Crossing Canyons

The Stereo State

Creator-Destructor Records, 2012

REVIEW BY: Tom Haugen


With so many outside ideas influencing punk rock these days, the basic platform it began with – rebellious rock'n'roll – has actually become one of the least visible sounds you can identify punk with. New Wave, art-rock, experimental noise, or even metal bands are all too often being classified as punk as the range becomes increasingly wide with each new sub-genre that gets explored. While bands like The Melvins, Fugazi, and Refused sound nothing like each other and even less like the bands around at the onset of punk, there's no denying that these groups have played an imperative role in shaping what punk rock has become in 2012. my_heart_sings_the_harmony_web_ad_alt_250

Well, Massachusetts' outfit The Stereo State is playing the more straightforward brand of punk rock, the way we're used to it sounding with the standard guitars, drums, and melodic yet raw energy.
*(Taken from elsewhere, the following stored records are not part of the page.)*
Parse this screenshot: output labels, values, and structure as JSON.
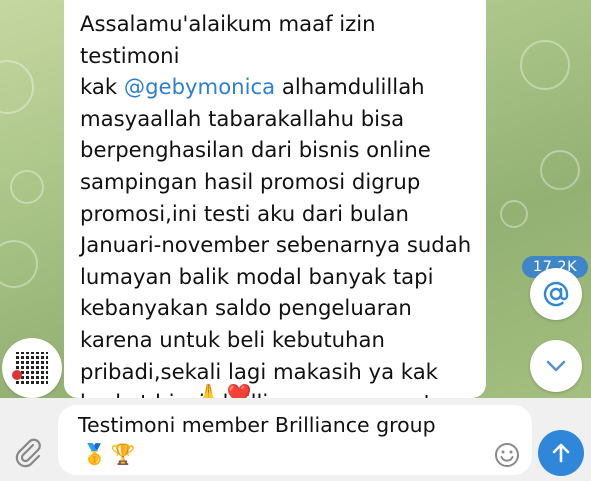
{
  "message": {
    "lines_before_mention": "Assalamu'alaikum maaf izin testimoni\nkak ",
    "mention": "@gebymonica",
    "lines_after_mention": " alhamdulillah\nmasyaallah tabarakallahu bisa\nberpenghasilan dari bisnis online\nsampingan hasil promosi digrup\npromosi,ini testi aku dari bulan\nJanuari-november sebenarnya sudah\nlumayan balik modal banyak tapi\nkebanyakan saldo pengeluaran\nkarena untuk beli kebutuhan\npribadi,sekali lagi makasih ya kak\nberkat bisnis brilliance,semangat",
    "trailing_emojis": "🙏❤️"
  },
  "channel": {
    "views": "17.2K"
  },
  "composer": {
    "text": "Testimoni member Brilliance group",
    "emojis": "🥇🏆"
  },
  "colors": {
    "accent": "#2f87d9",
    "mention": "#2d7fd3",
    "badge": "#3f86c8"
  },
  "icons": {
    "attach": "paperclip-icon",
    "emoji": "smile-icon",
    "send": "arrow-up-icon",
    "mention": "at-sign-icon",
    "scroll_down": "chevron-down-icon"
  }
}
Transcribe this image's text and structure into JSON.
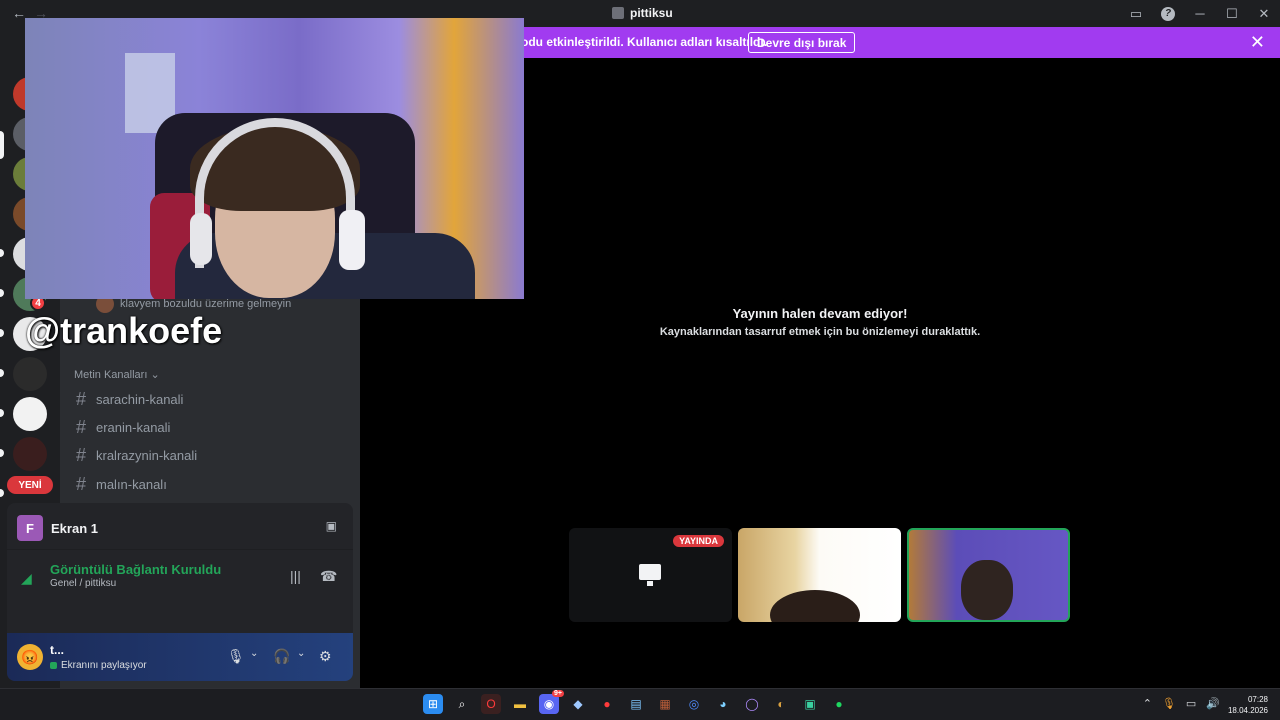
{
  "window": {
    "title": "pittiksu"
  },
  "banner": {
    "text": "odu etkinleştirildi. Kullanıcı adları kısaltıldı.",
    "button_label": "Devre dışı bırak"
  },
  "rail": {
    "badge_count": "4",
    "new_label": "YENİ"
  },
  "overlay": {
    "handle": "@trankoefe"
  },
  "channels": {
    "voice_peek_text": "klavyem bozuldu üzerime gelmeyin",
    "section_label": "Metin Kanalları",
    "items": [
      {
        "name": "sarachin-kanali"
      },
      {
        "name": "eranin-kanali"
      },
      {
        "name": "kralrazynin-kanali"
      },
      {
        "name": "malın-kanalı"
      }
    ]
  },
  "stream_panel": {
    "initial": "F",
    "label": "Ekran 1"
  },
  "voice": {
    "status": "Görüntülü Bağlantı Kuruldu",
    "location": "Genel / pittiksu"
  },
  "user": {
    "name": "t...",
    "status": "Ekranını paylaşıyor"
  },
  "stage": {
    "title": "Yayının halen devam ediyor!",
    "subtitle": "Kaynaklarından tasarruf etmek için bu önizlemeyi duraklattık.",
    "live_label": "YAYINDA"
  },
  "taskbar": {
    "notification_badge": "9+",
    "time": "07:28",
    "date": "18.04.2026"
  },
  "colors": {
    "banner": "#a13bf0",
    "connected_green": "#23a559",
    "live_red": "#da373c"
  }
}
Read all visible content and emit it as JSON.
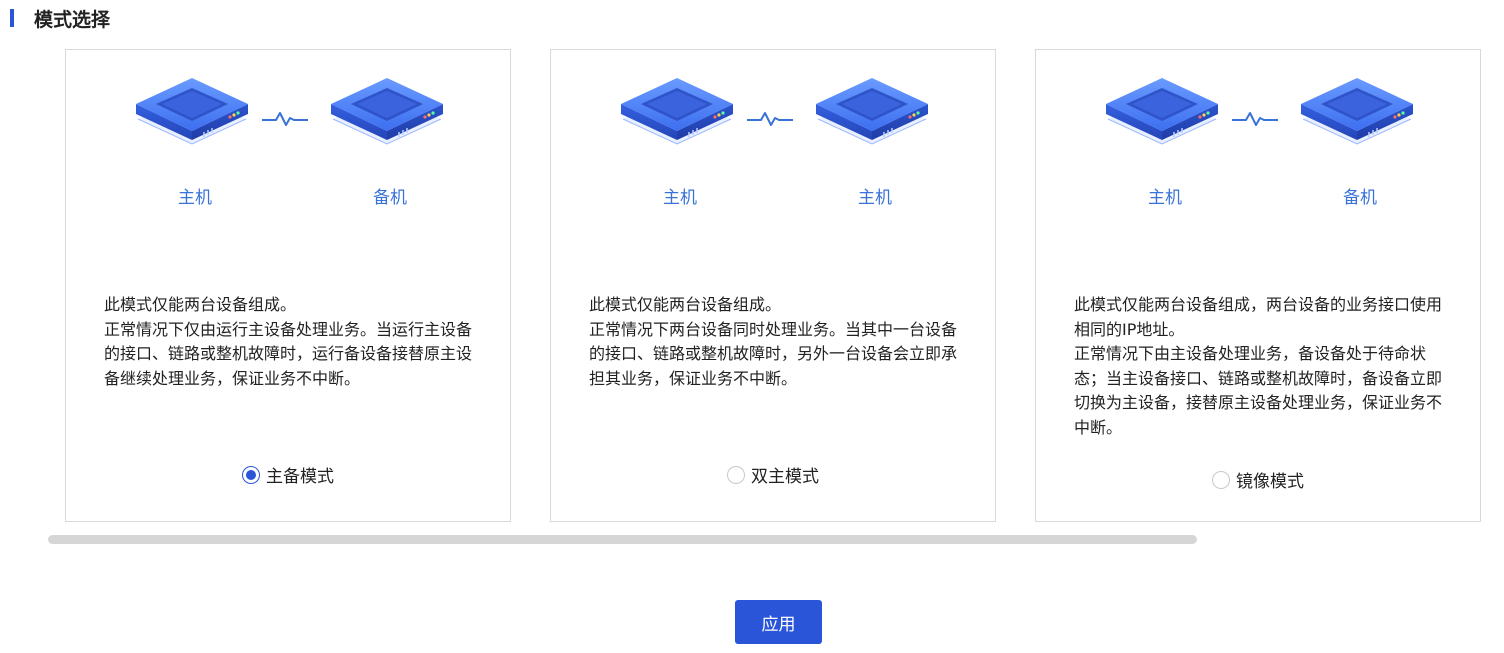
{
  "section": {
    "title": "模式选择"
  },
  "colors": {
    "accent": "#2b55d9",
    "device_label": "#3a73d8"
  },
  "cards": [
    {
      "left_device": "主机",
      "right_device": "备机",
      "description": [
        "此模式仅能两台设备组成。",
        "正常情况下仅由运行主设备处理业务。当运行主设备的接口、链路或整机故障时，运行备设备接替原主设备继续处理业务，保证业务不中断。"
      ],
      "mode_label": "主备模式",
      "selected": true
    },
    {
      "left_device": "主机",
      "right_device": "主机",
      "description": [
        "此模式仅能两台设备组成。",
        "正常情况下两台设备同时处理业务。当其中一台设备的接口、链路或整机故障时，另外一台设备会立即承担其业务，保证业务不中断。"
      ],
      "mode_label": "双主模式",
      "selected": false
    },
    {
      "left_device": "主机",
      "right_device": "备机",
      "description": [
        "此模式仅能两台设备组成，两台设备的业务接口使用相同的IP地址。",
        "正常情况下由主设备处理业务，备设备处于待命状态；当主设备接口、链路或整机故障时，备设备立即切换为主设备，接替原主设备处理业务，保证业务不中断。"
      ],
      "mode_label": "镜像模式",
      "selected": false
    }
  ],
  "icons": {
    "device": "server-device-icon",
    "link": "heartbeat-link-icon",
    "radio_on": "radio-checked-icon",
    "radio_off": "radio-unchecked-icon"
  },
  "footer": {
    "apply_label": "应用"
  }
}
They know how to rock and roll and they do it damn well. 

EP opener “Across The Susquehanna” starts off with sparse instrumentation, the vocals taking the lead, but explodes into a mid '90s style rocker with harmonic singing and rapid fire drumming. It's reminiscent of legends like Avail or No Use For Name's best work and as great of a song as it is, things only get better from there. “Beachball” follows and though the pace is tad slower, the infectious melodic nature is still intact, as the song details a friend losing their passion in life.

The middle tracks, “American Bones” and “Say It Again,” are more mid-tempo rockers, not unlike the mid-period work of Samiam or Jawbreaker. The lyrics are sophisticated and self-reflective, the songs well written and memorable; “Say It Again” nearly approaches a harsher post-hardcore feel. The EP ends on “Flood,” which opens up with a gritty pop punk feel and moves into charged punk 'n' roll, featuring a chorus you'll need a guillotine to get off your mind.

This is the kind of listen where you are immediately compelled to seek out an entire back catalog to satisfy an urge to hear more. After doing so, I'm happy to report everything The Stereo State has done has been equally as timeless, catchy, energetic, and forthright as Crossing Canyons.

Rating: A

User Rating: Not Yet Rated



© 2013 Tom Haugen and The Daily Vault. All rights reserved. Review or any portion may not be reproduced without written permission. Cover art is the intellectual property of Creator-Destructor Records, and is used for informational purposes only.